namespace MonoMacLoadLib
{
	class MainClass
	{
		[DllImport ("EchoTest", EntryPoint="EchoInteger")]
 		public static extern int EchoInteger (int arg);
 			
		static void Main (string[] args)
		{
			// The current directly is expected to be passed in as arg[0] for this sample to work
			string path = args[0] + "/bin/libEchoTest.dylib";
			System.Console.WriteLine("Dylib Path:{0}", path);	
					
			IntPtr libPtr = Dlfcn.dlopen(path, 1);
			System.Console.WriteLine("Pointer:{0}",libPtr);
			
			int echoResults = EchoInteger(11);
			System.Console.WriteLine("Echo Results:{0}",echoResults);
		}
	}
}	

The source code for this sample is available on GitHub, along with a shell script that will compile everything and run the sample.

TouchDraw Code Reuse

At the beginning of the year Frank Krueger posted a blog entry on the code reuse in iCircuit, which is built using MonoTouch and MonoMac.

As we're 1 or 2 days away from submitting TouchDraw for Mac to Apple, I thought it would be an interesting exercise to generate some statistics on the code reuse for TouchDraw.  Like iCircuit, TouchDraw for iPad is developed using MonoTouch, and TouchDraw for Mac is developed using MonoMac.

I used the same script that Frank created to calculate the stats, and I'll mention the same description/disclaimer that he did:  All the compiled code for each project is put into two buckets: unique code and shared code.
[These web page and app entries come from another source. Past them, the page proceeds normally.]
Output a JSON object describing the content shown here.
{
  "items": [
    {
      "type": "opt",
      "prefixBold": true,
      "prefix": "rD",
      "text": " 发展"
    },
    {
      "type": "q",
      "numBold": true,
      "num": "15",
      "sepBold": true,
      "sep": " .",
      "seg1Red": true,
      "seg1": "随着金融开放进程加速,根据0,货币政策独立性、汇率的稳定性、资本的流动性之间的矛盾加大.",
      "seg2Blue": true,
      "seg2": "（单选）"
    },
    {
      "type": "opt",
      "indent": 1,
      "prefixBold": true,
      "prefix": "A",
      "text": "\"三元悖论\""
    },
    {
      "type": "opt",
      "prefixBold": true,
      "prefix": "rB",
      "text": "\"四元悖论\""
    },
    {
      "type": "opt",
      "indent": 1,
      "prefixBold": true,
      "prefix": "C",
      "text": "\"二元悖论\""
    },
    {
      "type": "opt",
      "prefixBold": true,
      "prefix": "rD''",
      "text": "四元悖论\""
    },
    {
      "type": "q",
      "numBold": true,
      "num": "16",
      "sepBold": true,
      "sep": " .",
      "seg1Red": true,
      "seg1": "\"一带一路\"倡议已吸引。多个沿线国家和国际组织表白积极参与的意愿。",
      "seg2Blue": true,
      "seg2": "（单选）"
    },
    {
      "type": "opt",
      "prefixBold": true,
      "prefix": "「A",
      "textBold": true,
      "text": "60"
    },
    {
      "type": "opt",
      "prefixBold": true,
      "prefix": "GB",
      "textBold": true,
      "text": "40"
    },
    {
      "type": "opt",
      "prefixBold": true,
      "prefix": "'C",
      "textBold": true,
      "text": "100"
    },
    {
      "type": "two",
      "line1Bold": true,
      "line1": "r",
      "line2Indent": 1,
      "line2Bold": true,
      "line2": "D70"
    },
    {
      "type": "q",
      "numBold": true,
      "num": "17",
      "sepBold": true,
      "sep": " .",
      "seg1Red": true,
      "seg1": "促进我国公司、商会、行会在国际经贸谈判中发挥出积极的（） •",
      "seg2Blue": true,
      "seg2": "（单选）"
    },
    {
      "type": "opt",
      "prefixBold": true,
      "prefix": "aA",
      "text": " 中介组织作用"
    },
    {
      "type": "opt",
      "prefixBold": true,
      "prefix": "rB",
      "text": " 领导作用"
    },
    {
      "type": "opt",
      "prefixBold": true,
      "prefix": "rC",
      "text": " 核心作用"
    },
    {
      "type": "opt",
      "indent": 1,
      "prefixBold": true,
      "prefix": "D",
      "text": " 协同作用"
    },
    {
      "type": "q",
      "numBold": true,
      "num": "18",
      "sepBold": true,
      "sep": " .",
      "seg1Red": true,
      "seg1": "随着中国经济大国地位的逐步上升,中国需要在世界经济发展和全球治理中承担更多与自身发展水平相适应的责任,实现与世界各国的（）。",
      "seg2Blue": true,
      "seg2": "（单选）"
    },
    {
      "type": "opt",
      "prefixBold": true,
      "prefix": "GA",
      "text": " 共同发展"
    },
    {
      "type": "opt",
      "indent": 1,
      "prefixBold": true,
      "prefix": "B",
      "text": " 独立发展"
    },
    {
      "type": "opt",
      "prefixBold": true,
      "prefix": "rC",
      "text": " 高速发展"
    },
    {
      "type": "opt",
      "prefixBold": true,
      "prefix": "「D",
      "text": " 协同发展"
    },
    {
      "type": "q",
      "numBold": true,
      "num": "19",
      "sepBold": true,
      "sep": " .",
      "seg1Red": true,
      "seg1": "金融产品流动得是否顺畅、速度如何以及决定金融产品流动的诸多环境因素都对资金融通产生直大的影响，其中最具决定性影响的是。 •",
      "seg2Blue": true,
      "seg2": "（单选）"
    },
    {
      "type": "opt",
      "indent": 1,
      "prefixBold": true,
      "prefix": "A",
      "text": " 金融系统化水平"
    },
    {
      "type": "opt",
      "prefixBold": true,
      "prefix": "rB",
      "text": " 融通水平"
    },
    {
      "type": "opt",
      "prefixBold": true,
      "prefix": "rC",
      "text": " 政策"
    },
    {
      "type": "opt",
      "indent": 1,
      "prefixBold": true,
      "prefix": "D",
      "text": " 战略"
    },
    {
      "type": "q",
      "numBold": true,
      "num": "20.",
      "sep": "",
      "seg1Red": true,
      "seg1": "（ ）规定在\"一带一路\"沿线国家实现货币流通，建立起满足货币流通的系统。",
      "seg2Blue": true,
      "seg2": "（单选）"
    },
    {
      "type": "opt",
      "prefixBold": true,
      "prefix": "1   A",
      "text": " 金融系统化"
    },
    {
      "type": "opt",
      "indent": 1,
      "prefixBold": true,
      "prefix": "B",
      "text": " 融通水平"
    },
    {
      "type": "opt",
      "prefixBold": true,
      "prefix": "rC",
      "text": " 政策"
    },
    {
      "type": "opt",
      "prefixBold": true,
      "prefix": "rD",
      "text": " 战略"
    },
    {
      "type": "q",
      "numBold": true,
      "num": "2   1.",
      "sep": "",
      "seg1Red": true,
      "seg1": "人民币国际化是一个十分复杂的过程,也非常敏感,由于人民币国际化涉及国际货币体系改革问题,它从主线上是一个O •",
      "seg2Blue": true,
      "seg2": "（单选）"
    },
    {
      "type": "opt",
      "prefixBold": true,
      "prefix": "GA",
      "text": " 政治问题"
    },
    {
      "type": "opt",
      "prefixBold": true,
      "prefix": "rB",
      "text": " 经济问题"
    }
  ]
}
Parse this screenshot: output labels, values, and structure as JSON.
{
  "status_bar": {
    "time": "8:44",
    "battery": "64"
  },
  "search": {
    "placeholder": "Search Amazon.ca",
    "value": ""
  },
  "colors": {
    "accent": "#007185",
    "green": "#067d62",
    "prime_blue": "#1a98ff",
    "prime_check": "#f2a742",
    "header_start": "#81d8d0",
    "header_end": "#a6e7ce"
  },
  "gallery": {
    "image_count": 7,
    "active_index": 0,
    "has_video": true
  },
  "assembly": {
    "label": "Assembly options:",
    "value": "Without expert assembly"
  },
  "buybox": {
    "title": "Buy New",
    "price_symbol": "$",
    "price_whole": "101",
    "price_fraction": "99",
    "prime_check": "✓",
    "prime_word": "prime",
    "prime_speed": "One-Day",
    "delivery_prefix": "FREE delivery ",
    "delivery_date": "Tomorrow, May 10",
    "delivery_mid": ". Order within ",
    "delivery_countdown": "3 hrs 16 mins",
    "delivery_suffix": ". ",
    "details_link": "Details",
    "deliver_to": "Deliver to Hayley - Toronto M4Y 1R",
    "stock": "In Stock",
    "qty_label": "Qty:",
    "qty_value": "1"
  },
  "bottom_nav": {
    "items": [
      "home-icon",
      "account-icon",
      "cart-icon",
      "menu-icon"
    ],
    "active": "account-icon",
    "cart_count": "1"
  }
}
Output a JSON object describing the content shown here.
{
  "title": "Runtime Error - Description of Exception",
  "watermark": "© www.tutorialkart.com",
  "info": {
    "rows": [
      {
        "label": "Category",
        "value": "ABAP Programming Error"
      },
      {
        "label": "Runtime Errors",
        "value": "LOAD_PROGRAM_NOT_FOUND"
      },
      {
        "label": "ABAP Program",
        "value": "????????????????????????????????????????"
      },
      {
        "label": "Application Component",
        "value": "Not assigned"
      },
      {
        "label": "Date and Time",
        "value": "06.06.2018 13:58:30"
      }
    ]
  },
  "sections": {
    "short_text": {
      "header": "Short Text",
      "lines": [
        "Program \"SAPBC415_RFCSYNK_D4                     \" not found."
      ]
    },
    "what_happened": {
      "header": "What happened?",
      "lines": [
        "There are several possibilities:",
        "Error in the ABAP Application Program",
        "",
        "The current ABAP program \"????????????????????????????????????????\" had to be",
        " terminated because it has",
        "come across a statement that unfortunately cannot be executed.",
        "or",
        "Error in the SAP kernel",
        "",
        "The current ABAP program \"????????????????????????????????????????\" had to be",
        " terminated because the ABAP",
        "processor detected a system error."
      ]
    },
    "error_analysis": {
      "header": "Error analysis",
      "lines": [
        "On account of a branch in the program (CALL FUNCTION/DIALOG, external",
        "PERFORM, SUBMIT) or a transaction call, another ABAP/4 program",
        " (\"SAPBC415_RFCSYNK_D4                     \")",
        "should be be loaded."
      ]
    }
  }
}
Unique code is code used only for that project while shared code is code that was used in more than 1 project.

First, some pretty pictures:

Code reuse between TouchDraw for iPad and TouchDraw for Mac

Second, the raw output from the script is as follows:

app     t       u       s       u%      s%
iOS     139809	55685	84124	39.83 %	60.17 %
Mac     115221	29198	86023	25.34 %	74.66 %

t is Total lines of code
u is Unique (platform specific) lines of code
s in Shared lines of code.

Lines of code include comments and white space.

Note: Like with iCircuit, we have a consistent coding style, so this simple metric is good enough for me to understand the relationship of our shared code to platform specific code.

As you can see, more platform specific code was required for the iPad version than for the Mac version.  There are many reasons for this; however our belief is that by the time we finish TouchDraw for iPad 2.0 and TouchDraw for Android (which is of course being built with Mono for Android) that the code reuse in the iPad version will increase to 65% to 70%.

Final Note: If you look really closely, you'll see that the "shared" lines of code above do not  match up. That is because when we calculate the statistics we are also measuring the  development version of TouchDraw for Android.  Once we get closer to the actual release of that, I'll share those numbers here as well.